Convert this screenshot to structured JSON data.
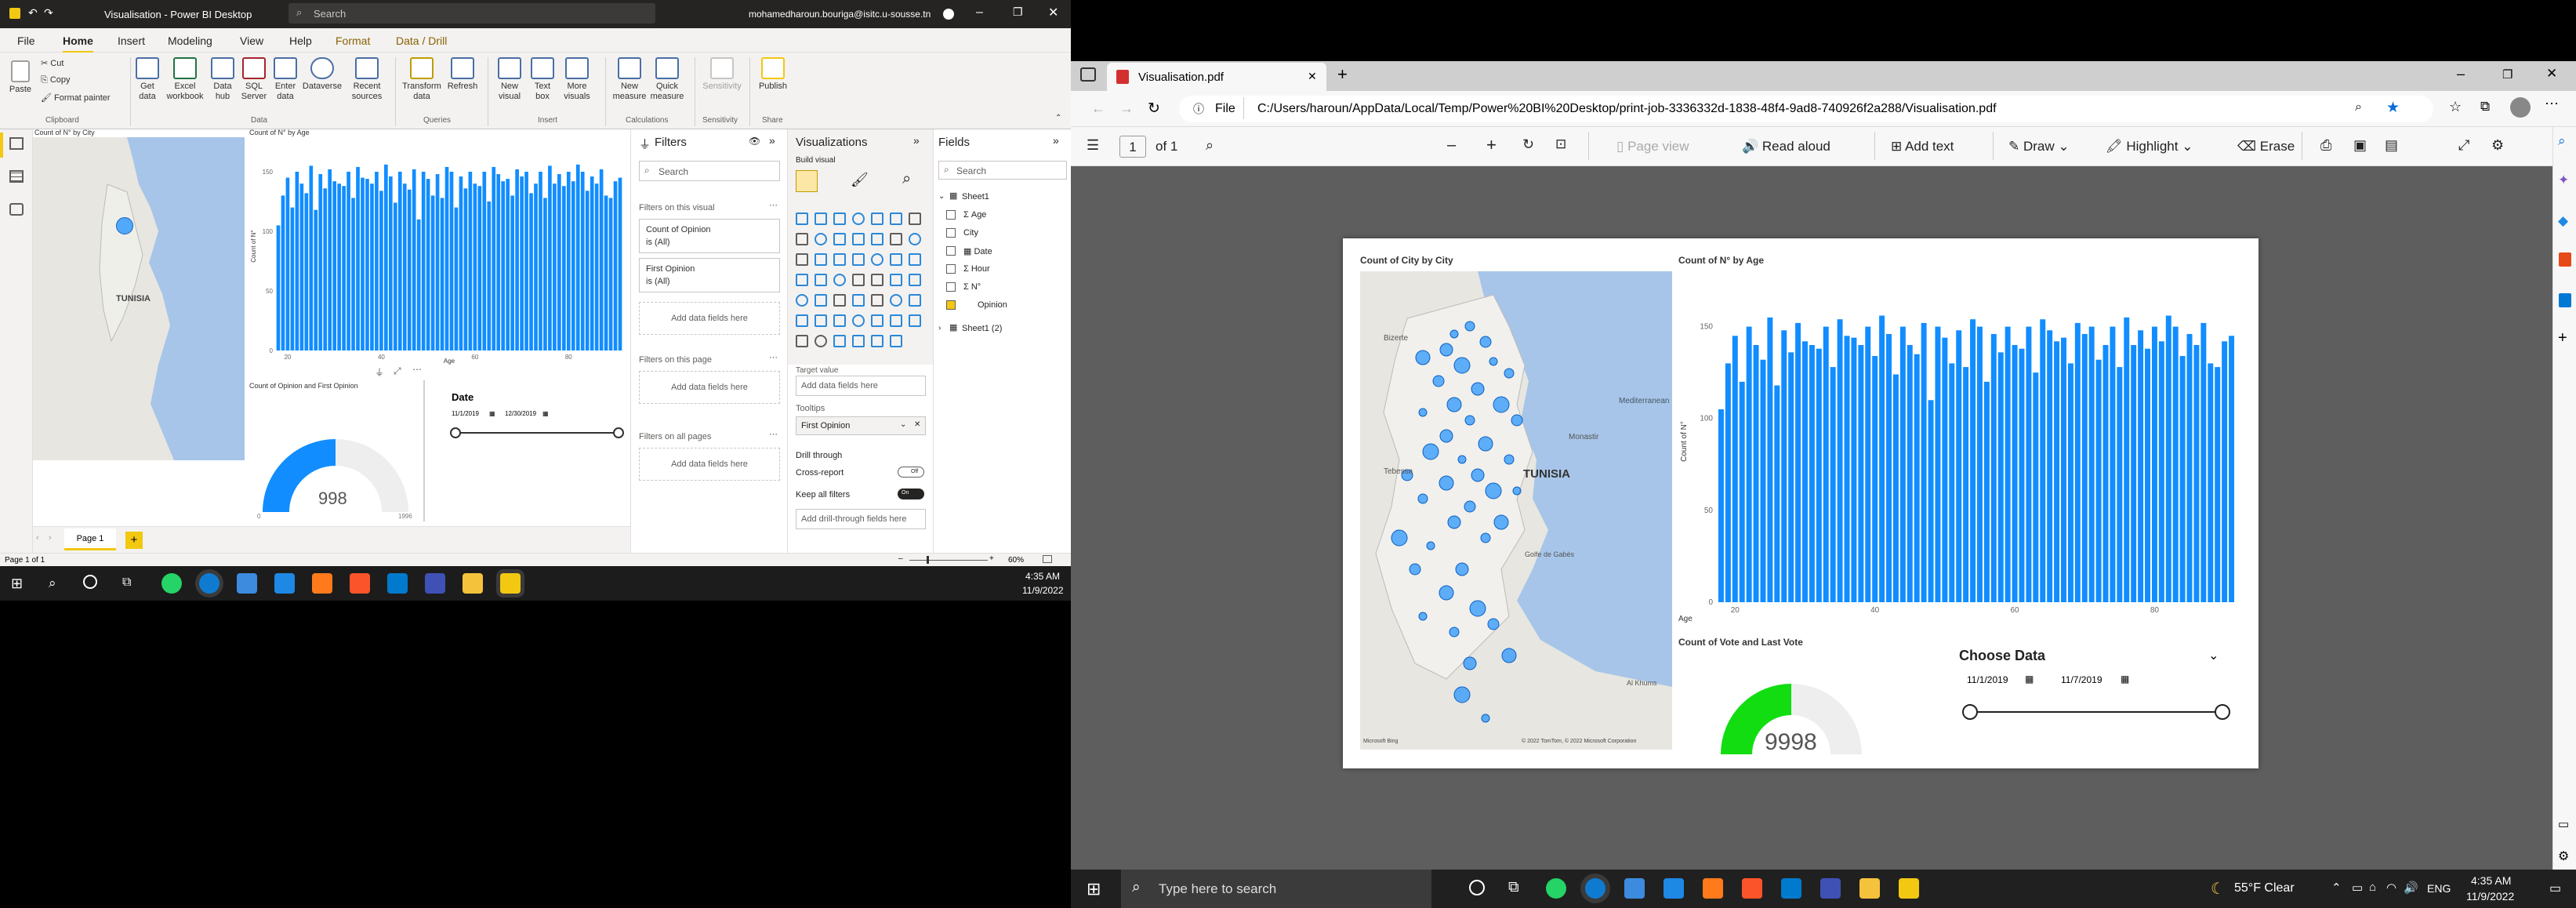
{
  "pbi": {
    "title": "Visualisation - Power BI Desktop",
    "search_placeholder": "Search",
    "user": "mohamedharoun.bouriga@isitc.u-sousse.tn",
    "menu": [
      "File",
      "Home",
      "Insert",
      "Modeling",
      "View",
      "Help",
      "Format",
      "Data / Drill"
    ],
    "ribbon": {
      "clipboard": [
        "Paste",
        "Cut",
        "Copy",
        "Format painter"
      ],
      "buttons": [
        "Get data",
        "Excel workbook",
        "Data hub",
        "SQL Server",
        "Enter data",
        "Dataverse",
        "Recent sources",
        "Transform data",
        "Refresh",
        "New visual",
        "Text box",
        "More visuals",
        "New measure",
        "Quick measure",
        "Sensitivity",
        "Publish"
      ],
      "groups": [
        "Clipboard",
        "Data",
        "Queries",
        "Insert",
        "Calculations",
        "Sensitivity",
        "Share"
      ]
    },
    "canvas": {
      "map_title": "Count of N° by City",
      "bar_title": "Count of N° by Age",
      "gauge_title": "Count of Opinion and First Opinion",
      "gauge_value": "998",
      "gauge_min": "0",
      "gauge_max": "1996",
      "slicer_title": "Date",
      "date_from": "11/1/2019",
      "date_to": "12/30/2019",
      "map_country": "TUNISIA",
      "age_label": "Age",
      "count_label": "Count of N°"
    },
    "page_tab": "Page 1",
    "status": "Page 1 of 1",
    "zoom": "60%",
    "filters": {
      "title": "Filters",
      "search": "Search",
      "on_visual": "Filters on this visual",
      "card1_name": "Count of Opinion",
      "card1_val": "is (All)",
      "card2_name": "First Opinion",
      "card2_val": "is (All)",
      "add": "Add data fields here",
      "on_page": "Filters on this page",
      "all_pages": "Filters on all pages"
    },
    "viz": {
      "title": "Visualizations",
      "build": "Build visual",
      "target": "Target value",
      "add": "Add data fields here",
      "tooltips": "Tooltips",
      "tooltip_field": "First Opinion",
      "drill": "Drill through",
      "cross": "Cross-report",
      "keep": "Keep all filters",
      "add_drill": "Add drill-through fields here",
      "off": "Off",
      "on": "On"
    },
    "fields": {
      "title": "Fields",
      "search": "Search",
      "table1": "Sheet1",
      "items": [
        "Age",
        "City",
        "Date",
        "Hour",
        "N°",
        "Opinion"
      ],
      "table2": "Sheet1 (2)"
    }
  },
  "taskbar_left": {
    "time": "4:35 AM",
    "date": "11/9/2022"
  },
  "edge": {
    "tab_title": "Visualisation.pdf",
    "file_label": "File",
    "url": "C:/Users/haroun/AppData/Local/Temp/Power%20BI%20Desktop/print-job-3336332d-1838-48f4-9ad8-740926f2a288/Visualisation.pdf",
    "page_num": "1",
    "page_of": "of 1",
    "tools": [
      "Page view",
      "Read aloud",
      "Add text",
      "Draw",
      "Highlight",
      "Erase"
    ]
  },
  "pdf": {
    "map_title": "Count of City by City",
    "bar_title": "Count of N° by Age",
    "country": "TUNISIA",
    "map_credit": "© 2022 TomTom, © 2022 Microsoft Corporation",
    "ms_bing": "Microsoft Bing",
    "gauge_title": "Count of Vote and Last Vote",
    "gauge_value": "9998",
    "slicer_title": "Choose Data",
    "date_from": "11/1/2019",
    "date_to": "11/7/2019",
    "ylabel": "Count of N°",
    "xlabel": "Age",
    "map_labels": [
      "Bizerte",
      "Tebessa",
      "Monastir",
      "Mediterranean",
      "Al Khums",
      "Golfe de Gabès"
    ]
  },
  "taskbar_right": {
    "search": "Type here to search",
    "weather": "55°F  Clear",
    "lang": "ENG",
    "time": "4:35 AM",
    "date": "11/9/2022"
  },
  "chart_data": {
    "type": "bar",
    "title": "Count of N° by Age",
    "xlabel": "Age",
    "ylabel": "Count of N°",
    "ylim": [
      0,
      175
    ],
    "x_ticks": [
      20,
      40,
      60,
      80
    ],
    "y_ticks": [
      0,
      50,
      100,
      150
    ],
    "x": [
      18,
      19,
      20,
      21,
      22,
      23,
      24,
      25,
      26,
      27,
      28,
      29,
      30,
      31,
      32,
      33,
      34,
      35,
      36,
      37,
      38,
      39,
      40,
      41,
      42,
      43,
      44,
      45,
      46,
      47,
      48,
      49,
      50,
      51,
      52,
      53,
      54,
      55,
      56,
      57,
      58,
      59,
      60,
      61,
      62,
      63,
      64,
      65,
      66,
      67,
      68,
      69,
      70,
      71,
      72,
      73,
      74,
      75,
      76,
      77,
      78,
      79,
      80,
      81,
      82,
      83,
      84,
      85,
      86,
      87,
      88,
      89,
      90,
      91
    ],
    "values": [
      105,
      130,
      145,
      120,
      150,
      140,
      132,
      155,
      118,
      148,
      136,
      152,
      142,
      140,
      138,
      150,
      128,
      154,
      145,
      144,
      140,
      150,
      134,
      156,
      146,
      124,
      150,
      140,
      135,
      152,
      110,
      150,
      144,
      130,
      148,
      128,
      154,
      150,
      120,
      146,
      136,
      150,
      140,
      138,
      150,
      125,
      154,
      148,
      142,
      144,
      130,
      152,
      146,
      150,
      132,
      140,
      150,
      128,
      155,
      140,
      148,
      138,
      150,
      142,
      156,
      150,
      134,
      146,
      140,
      152,
      130,
      128,
      142,
      145
    ]
  }
}
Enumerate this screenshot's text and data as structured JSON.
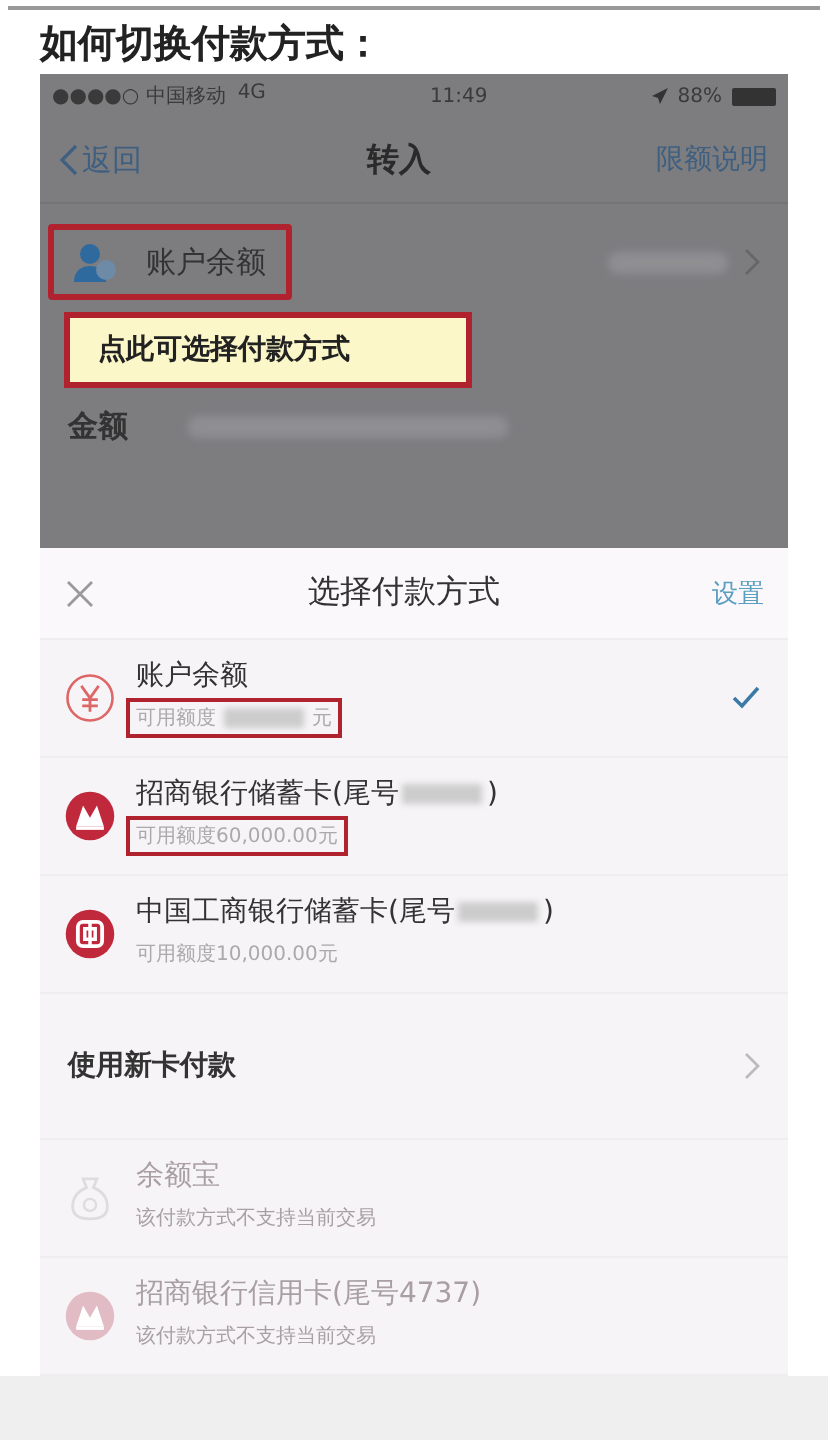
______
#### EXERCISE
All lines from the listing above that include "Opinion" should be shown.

#### WRITTEN RESPONSE
      "gauge_title": "Count of Opinion and First Opinion",
      "card1_name": "Count of Opinion",
      "card2_name": "First Opinion",
      "tooltip_field": "First Opinion",
        "Opinion"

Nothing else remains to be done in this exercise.